FOR FANS OF: NILS FRAHM, BLINK 182, KEITH JARRETT
Words by Jasper Morvaridi
At first glance, with the title referencing Blink 182’s ‘What’s My Age Again’, you’d expect this album to be something of a novelty. Surprisingly, however, d’Eon extracts 14 variations of Blink’s famed song to provide a record that is unique, and far from the original.
Drawing upon inspiration from the chord progressions and melodies of 'What’s My Age Again', Music for Keyboards Vol. II is an exercise that looks at the Blink 182 song from a number of abstract angles. Despite its provenance in pop-punk, the various layers of keys form an album that is set worlds apart from the original; it is only 'Variation V' that sounds anything at all like the original Blink song. As a result, the record is both minimal and intimate.
Unlike the first instalment in d’Eon’s Music For Keyboards series, Vol. II is consistent in its use of the same keyboard sounds. This lends itself to the creation of a record comprised of coherent and beautiful melodies that build throughout. In so doing, it succeeds in creating a minimalistic album that stands alone from the Blink track it references, a project in its own right.
Released as a free ‘mixtape’ via Hippos in Tanks in 2012, this is a download that’s not to be missed.
ALBUM: Will To Be Well
LABEL (Year): Blackest Ever Black (2014)
FOR FANS OF: Emeralds, Sun Glitters, Ben Frost, Tim Hecker
Words by Stef Fiorendi
Dalhous is the project of Scottish duo Marc Dall and Alex Ander, formerly known as Young Hunting. They were signed to London/Berlin dark electronic label Blackest Ever Black Records, in 2010.
If you listen to Young Hunting’s first album, The Night of the Burning, you would naturally draw similarities between the band’s sound and penchant, medieval rituals. Will To Be Well, however, is nothing to do with darkness and medieval atmospheres.
On this most recent album, the music sounds delicate and ephemeral. It could be easily compared to an abstract painting or drowsy Sunday mornings, spent staring out of the window over hazy landscapes. (This is how I imagine a typical Sunday morning in the Highlands)!

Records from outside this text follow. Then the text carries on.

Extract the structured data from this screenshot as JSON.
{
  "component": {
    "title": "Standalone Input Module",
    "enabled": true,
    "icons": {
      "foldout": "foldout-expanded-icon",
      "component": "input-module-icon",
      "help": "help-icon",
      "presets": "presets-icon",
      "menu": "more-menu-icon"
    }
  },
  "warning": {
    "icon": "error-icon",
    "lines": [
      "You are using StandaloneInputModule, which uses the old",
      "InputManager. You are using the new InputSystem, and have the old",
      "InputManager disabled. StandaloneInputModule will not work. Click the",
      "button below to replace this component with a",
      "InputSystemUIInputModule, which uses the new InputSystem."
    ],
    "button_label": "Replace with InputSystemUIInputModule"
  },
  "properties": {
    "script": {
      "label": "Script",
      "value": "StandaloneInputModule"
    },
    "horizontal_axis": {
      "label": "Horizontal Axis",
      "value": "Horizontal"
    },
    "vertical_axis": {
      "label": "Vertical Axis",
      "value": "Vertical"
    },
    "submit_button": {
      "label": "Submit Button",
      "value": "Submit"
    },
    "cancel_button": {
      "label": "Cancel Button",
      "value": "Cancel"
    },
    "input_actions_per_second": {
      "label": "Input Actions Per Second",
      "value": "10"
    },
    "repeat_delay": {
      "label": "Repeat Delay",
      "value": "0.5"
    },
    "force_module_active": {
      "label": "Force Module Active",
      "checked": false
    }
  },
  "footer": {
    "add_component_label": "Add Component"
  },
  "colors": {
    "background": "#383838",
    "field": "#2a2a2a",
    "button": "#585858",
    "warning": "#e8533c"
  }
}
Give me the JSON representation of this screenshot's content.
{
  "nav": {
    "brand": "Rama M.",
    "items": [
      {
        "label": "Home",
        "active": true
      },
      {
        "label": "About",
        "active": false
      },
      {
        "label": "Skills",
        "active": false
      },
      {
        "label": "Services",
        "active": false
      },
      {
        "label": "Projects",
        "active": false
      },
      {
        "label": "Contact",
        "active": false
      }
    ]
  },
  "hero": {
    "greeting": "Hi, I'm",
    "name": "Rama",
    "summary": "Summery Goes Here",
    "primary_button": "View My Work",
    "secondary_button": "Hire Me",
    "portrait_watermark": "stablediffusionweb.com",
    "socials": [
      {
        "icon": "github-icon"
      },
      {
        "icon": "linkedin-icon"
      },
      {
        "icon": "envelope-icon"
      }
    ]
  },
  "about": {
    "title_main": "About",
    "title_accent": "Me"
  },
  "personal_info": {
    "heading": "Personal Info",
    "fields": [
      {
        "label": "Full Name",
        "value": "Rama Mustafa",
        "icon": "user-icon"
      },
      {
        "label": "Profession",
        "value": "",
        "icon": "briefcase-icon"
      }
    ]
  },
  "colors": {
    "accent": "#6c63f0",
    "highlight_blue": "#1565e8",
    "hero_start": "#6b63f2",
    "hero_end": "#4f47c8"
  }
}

This blissful imagery is conveyed by the dense and layered sounds, spontaneously created by Dall and sensibly manipulated by Ander. The use of synthesizers, sampling and re-recording, helps melt everything together, to create a rich and impenetrable sound. Despite the many layers appearing out of focus, your mind remains clear and opened. The compositions are smooth and suggestive, with a slightly futuristic edge, which moves your contemplative vision from your bedroom to another dimension.
Honestly? I found Dalhous while looking for some new ambient music to substitute my sleeping pills. It worked wonderfully.

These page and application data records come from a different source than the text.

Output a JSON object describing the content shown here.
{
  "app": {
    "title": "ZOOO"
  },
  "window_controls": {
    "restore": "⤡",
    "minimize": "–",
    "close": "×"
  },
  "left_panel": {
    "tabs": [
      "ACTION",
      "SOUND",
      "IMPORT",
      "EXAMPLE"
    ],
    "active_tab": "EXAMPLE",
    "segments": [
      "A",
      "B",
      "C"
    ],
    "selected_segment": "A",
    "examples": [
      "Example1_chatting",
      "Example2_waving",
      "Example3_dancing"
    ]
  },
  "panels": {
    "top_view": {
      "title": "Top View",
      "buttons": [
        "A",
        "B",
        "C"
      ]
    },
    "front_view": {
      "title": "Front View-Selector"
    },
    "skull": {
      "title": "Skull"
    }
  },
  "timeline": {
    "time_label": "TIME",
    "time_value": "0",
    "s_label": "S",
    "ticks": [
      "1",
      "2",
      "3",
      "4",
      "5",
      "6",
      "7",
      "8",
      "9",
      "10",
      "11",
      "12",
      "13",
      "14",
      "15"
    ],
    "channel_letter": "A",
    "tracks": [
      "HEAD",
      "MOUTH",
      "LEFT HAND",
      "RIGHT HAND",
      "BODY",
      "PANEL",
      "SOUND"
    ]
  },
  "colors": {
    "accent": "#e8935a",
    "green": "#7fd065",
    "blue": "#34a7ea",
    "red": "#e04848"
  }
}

Label (Year): Erased Tapes (2014)
For Fans Of: Jon Hopkins, Synkro, Yagya, Ólafur Arnalds, Bloodgroup
Words by Aidan Daly

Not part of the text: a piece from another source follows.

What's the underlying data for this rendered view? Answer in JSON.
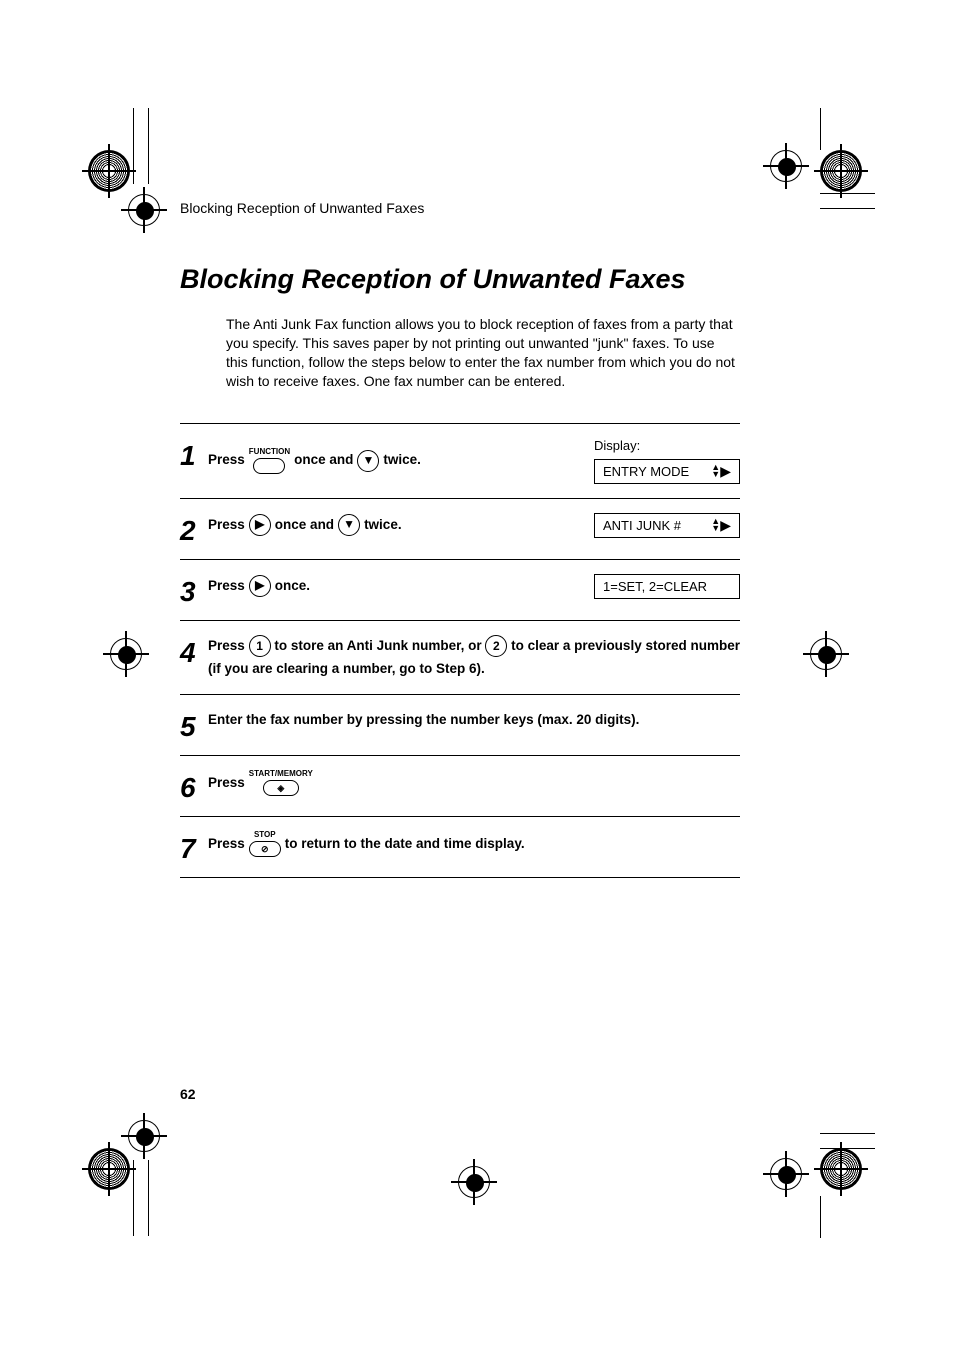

Fusing the neo-classical elegance of sonic heartbreaker Ólafur Arnalds and the sleek, synth-oriented production of Bloodgroup’s Janus Rasmussen, Kiasmos’ self-titled debut delicately traverses the middle ground between its creators.
Despite being primarily an electronic project, the incorporation of live instrumentation in the form of a grand piano and a string quartet provides the album with its uniquely organic essence. Appropriately, the album often acts as a harmonic accompaniment to the glacial Icelandic environment in which the album was written and recorded. Distinctively cold melodies sit tightly on top of pulsating sub bass, while icy and brittle percussive elements splinter through canvases of strings and piano.
Throughout, refrains build to cinematic intensity, often around a simple and repeating melody. This minimalism is something that characterises much of the album, also a prominent feature of Arnalds’ solo work. Basic motifs composed of no more than three or four individual notes provide the framework upon which lush electronic and instrumental arrangements gradually unfold.
Much of the album’s character also comes from the juxtaposition of its synthesised and live elements, most affecting on closing tracks ‘Bent’ and ‘Burnt’; pensive piano passages are set against thunderous sub bass, and soaring strings against harsh, imposing synths. If nothing else, this dimension serves to perfectly encapsulate Kiasmos as the junction at which Arnalds’ and Rasmussen’s divergent musical backgrounds meet.